The numbers of malaria and chikungunya cases recorded this year, till December 2, stood at 1,132 and 917 respectively, the report said.
However, there is a decline in the numbers of these cases as the season for vector-borne diseases is coming to an end.
Of the 9,072 dengue cases this year, 4,645 patients belonged to Delhi, while 4,427 had come to the city from other states for treatment, the report read.
The mosquito-borne tropical disease had claimed its first victim in the city this year on August 1, when a 12-year-old boy died of dengue shock syndromes at the Sir Ganga Ram Hospital (SGRH).
Three more deaths were reported in October by the South Delhi Municipal Corporation (SDMC), which tabulates the data for the entire city.
The civic body, however, is yet to acknowledge two fatalities due to dengue at the Lok Nayak Jai Prakash Narayan (LNJP) Hospital and the death of a boy at the Ram Manohar Lohia (RML) Hospital due to the vector-borne disease.
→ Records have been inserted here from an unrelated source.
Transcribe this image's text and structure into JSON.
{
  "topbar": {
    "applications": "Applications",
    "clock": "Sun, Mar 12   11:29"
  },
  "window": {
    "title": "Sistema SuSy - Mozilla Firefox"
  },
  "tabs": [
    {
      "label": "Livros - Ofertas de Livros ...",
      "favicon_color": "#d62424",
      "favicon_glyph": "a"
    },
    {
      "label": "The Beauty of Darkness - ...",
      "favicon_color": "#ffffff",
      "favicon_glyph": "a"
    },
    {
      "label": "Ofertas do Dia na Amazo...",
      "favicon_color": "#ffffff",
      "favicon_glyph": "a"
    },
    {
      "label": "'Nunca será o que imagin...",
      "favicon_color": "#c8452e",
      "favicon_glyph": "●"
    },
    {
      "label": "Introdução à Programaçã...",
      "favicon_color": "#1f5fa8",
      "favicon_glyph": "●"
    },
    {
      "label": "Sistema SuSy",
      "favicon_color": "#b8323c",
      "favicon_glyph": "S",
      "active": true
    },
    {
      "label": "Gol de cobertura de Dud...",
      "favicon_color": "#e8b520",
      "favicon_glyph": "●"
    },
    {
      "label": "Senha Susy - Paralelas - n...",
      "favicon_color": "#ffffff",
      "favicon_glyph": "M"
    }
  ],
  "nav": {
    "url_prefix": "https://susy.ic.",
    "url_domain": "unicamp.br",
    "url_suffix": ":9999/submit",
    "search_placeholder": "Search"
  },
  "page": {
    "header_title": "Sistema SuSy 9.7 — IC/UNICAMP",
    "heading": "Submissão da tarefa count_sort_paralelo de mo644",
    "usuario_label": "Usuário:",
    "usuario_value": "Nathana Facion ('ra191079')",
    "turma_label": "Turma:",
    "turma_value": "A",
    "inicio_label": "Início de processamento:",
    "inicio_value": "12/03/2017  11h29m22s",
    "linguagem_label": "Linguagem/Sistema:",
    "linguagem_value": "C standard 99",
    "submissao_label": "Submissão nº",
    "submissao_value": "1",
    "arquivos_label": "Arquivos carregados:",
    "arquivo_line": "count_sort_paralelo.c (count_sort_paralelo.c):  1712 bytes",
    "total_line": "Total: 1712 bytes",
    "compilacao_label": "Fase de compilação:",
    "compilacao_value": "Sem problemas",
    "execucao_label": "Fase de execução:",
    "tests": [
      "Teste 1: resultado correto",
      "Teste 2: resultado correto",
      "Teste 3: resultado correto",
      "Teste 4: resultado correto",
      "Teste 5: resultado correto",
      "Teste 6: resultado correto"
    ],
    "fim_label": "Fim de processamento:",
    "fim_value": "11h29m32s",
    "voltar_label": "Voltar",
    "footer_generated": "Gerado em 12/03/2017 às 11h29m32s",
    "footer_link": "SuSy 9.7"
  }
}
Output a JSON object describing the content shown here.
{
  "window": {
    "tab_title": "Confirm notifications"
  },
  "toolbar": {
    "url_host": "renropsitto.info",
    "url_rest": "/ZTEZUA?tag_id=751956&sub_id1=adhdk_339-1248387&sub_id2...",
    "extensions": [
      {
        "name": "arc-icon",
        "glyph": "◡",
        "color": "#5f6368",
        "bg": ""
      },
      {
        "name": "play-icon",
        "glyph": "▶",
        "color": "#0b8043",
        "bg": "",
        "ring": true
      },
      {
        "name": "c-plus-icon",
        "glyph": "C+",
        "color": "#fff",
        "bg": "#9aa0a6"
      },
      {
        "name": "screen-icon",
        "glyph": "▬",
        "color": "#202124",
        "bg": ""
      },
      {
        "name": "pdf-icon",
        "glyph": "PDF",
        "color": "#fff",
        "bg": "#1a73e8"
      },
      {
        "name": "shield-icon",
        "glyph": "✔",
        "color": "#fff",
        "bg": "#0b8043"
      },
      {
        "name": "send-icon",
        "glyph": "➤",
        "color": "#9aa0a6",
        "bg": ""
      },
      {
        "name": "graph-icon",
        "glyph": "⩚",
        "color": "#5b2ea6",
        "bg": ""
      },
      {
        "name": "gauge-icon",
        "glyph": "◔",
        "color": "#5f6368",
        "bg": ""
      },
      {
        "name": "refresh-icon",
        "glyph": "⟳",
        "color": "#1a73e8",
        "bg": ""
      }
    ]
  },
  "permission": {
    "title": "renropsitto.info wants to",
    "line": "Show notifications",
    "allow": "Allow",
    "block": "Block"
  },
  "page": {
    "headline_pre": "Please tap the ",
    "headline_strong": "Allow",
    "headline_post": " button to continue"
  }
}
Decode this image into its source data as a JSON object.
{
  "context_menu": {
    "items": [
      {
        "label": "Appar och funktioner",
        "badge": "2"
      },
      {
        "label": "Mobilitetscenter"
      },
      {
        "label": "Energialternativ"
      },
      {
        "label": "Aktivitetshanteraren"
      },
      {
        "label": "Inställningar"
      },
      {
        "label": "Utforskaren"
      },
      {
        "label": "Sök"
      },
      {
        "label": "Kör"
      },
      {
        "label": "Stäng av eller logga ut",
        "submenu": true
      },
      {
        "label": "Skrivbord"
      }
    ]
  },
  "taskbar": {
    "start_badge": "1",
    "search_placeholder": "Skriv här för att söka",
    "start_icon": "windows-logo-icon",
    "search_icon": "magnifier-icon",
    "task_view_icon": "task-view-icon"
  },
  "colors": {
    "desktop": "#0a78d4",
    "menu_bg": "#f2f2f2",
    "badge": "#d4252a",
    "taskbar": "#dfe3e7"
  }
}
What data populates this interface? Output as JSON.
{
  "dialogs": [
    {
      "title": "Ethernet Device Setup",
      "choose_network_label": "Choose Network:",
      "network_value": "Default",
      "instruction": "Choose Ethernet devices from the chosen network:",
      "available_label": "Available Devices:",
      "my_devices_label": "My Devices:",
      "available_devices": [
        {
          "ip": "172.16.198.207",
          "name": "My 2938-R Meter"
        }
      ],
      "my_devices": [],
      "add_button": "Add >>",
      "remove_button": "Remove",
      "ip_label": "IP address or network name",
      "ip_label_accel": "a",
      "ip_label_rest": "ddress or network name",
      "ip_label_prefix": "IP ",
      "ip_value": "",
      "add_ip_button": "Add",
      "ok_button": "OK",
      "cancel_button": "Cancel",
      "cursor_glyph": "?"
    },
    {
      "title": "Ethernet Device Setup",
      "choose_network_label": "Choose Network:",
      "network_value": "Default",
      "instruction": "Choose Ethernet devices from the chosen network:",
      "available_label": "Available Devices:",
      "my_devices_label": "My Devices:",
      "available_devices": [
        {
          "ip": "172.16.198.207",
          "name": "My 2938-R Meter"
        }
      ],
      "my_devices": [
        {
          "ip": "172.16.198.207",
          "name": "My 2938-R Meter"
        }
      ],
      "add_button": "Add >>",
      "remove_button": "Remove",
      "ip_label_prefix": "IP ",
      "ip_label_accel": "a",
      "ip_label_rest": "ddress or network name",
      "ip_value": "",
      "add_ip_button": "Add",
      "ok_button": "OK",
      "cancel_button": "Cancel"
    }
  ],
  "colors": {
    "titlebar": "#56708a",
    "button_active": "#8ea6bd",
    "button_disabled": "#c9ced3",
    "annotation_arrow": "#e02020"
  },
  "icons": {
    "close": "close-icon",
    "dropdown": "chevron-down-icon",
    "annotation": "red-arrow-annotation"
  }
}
According to the RML Hospital authorities, Shaurya Pratap Singh (7) had died on November 22, two days after he was admitted to the hospital, the latest dengue death to be reported from the national capital.
The number of dengue cases recorded in the city stood at 2,022 in October, while over 800 cases were reported last month, the report said.
Cases of vector-borne diseases are usually reported between mid-July and November-end.
Dengue and chikungunya are caused by the aedes aegypti mosquito, which breeds in clear water.
The female anopheles mosquito, which causes malaria, breeds in both fresh and muddy water.
According to the SDMC, mosquito breeding was reported from 2,09,637 Delhi households till December 2.
The number of cases recorded in areas falling under the north, south and east Delhi municipal corporations stood at 704, 704 and 412 respectively. As many as 2,825 cases were recorded in areas not falling under the three corporations.
At least 21 dengue deaths were reported last year from various city hospitals, including nine at the AIIMS, though the official figure of the civic bodies was 10.
Seventeen deaths, suspected to be due to malaria, were also reported by the civic bodies last year.
At least 15 fatalities were reported last year from various city hospitals due to complications triggered by chikungunya, though the civic authorities kept the death tally at zero.
One of the worst chikungunya outbreaks in the national capital was in 2016, when 12,221 cases were reported till December 24. Of these, 9,749 were confirmed.